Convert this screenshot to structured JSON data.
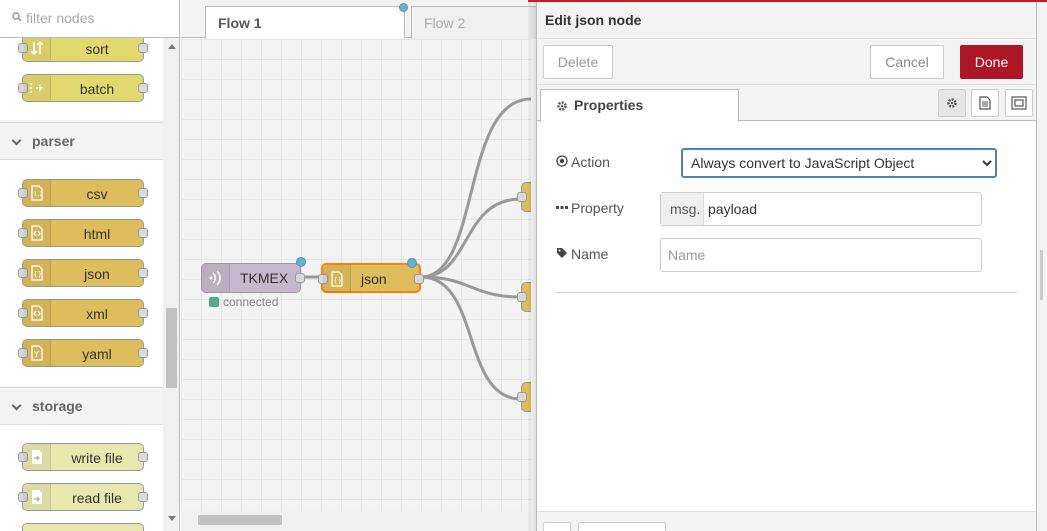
{
  "palette": {
    "search_placeholder": "filter nodes",
    "top_nodes": [
      {
        "label": "sort"
      },
      {
        "label": "batch"
      }
    ],
    "categories": [
      {
        "label": "parser",
        "nodes": [
          {
            "label": "csv"
          },
          {
            "label": "html"
          },
          {
            "label": "json"
          },
          {
            "label": "xml"
          },
          {
            "label": "yaml"
          }
        ]
      },
      {
        "label": "storage",
        "nodes": [
          {
            "label": "write file"
          },
          {
            "label": "read file"
          }
        ]
      }
    ]
  },
  "workspace": {
    "tabs": [
      {
        "label": "Flow 1"
      },
      {
        "label": "Flow 2"
      }
    ],
    "nodes": [
      {
        "label": "TKMEX",
        "status": "connected"
      },
      {
        "label": "json"
      }
    ]
  },
  "tray": {
    "title": "Edit json node",
    "delete_label": "Delete",
    "cancel_label": "Cancel",
    "done_label": "Done",
    "tab_label": "Properties",
    "fields": {
      "action": {
        "label": "Action",
        "value": "Always convert to JavaScript Object",
        "options": [
          "Always convert to JavaScript Object"
        ]
      },
      "property": {
        "label": "Property",
        "prefix": "msg.",
        "value": "payload"
      },
      "name": {
        "label": "Name",
        "value": "",
        "placeholder": "Name"
      }
    }
  },
  "colors": {
    "done_button": "#ad1625",
    "sequence_node": "#e2d96e",
    "parser_node": "#debd5c",
    "storage_node": "#e7e7ae",
    "changed_indicator": "#5ab7d9",
    "status_connected": "#55aa88"
  }
}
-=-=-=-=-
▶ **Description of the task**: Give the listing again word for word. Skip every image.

▶ **Response**:
Convert this screenshot to structured JSON data.
{
  "palette": {
    "search_placeholder": "filter nodes",
    "top_nodes": [
      {
        "label": "sort"
      },
      {
        "label": "batch"
      }
    ],
    "categories": [
      {
        "label": "parser",
        "nodes": [
          {
            "label": "csv"
          },
          {
            "label": "html"
          },
          {
            "label": "json"
          },
          {
            "label": "xml"
          },
          {
            "label": "yaml"
          }
        ]
      },
      {
        "label": "storage",
        "nodes": [
          {
            "label": "write file"
          },
          {
            "label": "read file"
          }
        ]
      }
    ]
  },
  "workspace": {
    "tabs": [
      {
        "label": "Flow 1"
      },
      {
        "label": "Flow 2"
      }
    ],
    "nodes": [
      {
        "label": "TKMEX",
        "status": "connected"
      },
      {
        "label": "json"
      }
    ]
  },
  "tray": {
    "title": "Edit json node",
    "delete_label": "Delete",
    "cancel_label": "Cancel",
    "done_label": "Done",
    "tab_label": "Properties",
    "fields": {
      "action": {
        "label": "Action",
        "value": "Always convert to JavaScript Object",
        "options": [
          "Always convert to JavaScript Object"
        ]
      },
      "property": {
        "label": "Property",
        "prefix": "msg.",
        "value": "payload"
      },
      "name": {
        "label": "Name",
        "value": "",
        "placeholder": "Name"
      }
    }
  },
  "colors": {
    "done_button": "#ad1625",
    "sequence_node": "#e2d96e",
    "parser_node": "#debd5c",
    "storage_node": "#e7e7ae",
    "changed_indicator": "#5ab7d9",
    "status_connected": "#55aa88"
  }
}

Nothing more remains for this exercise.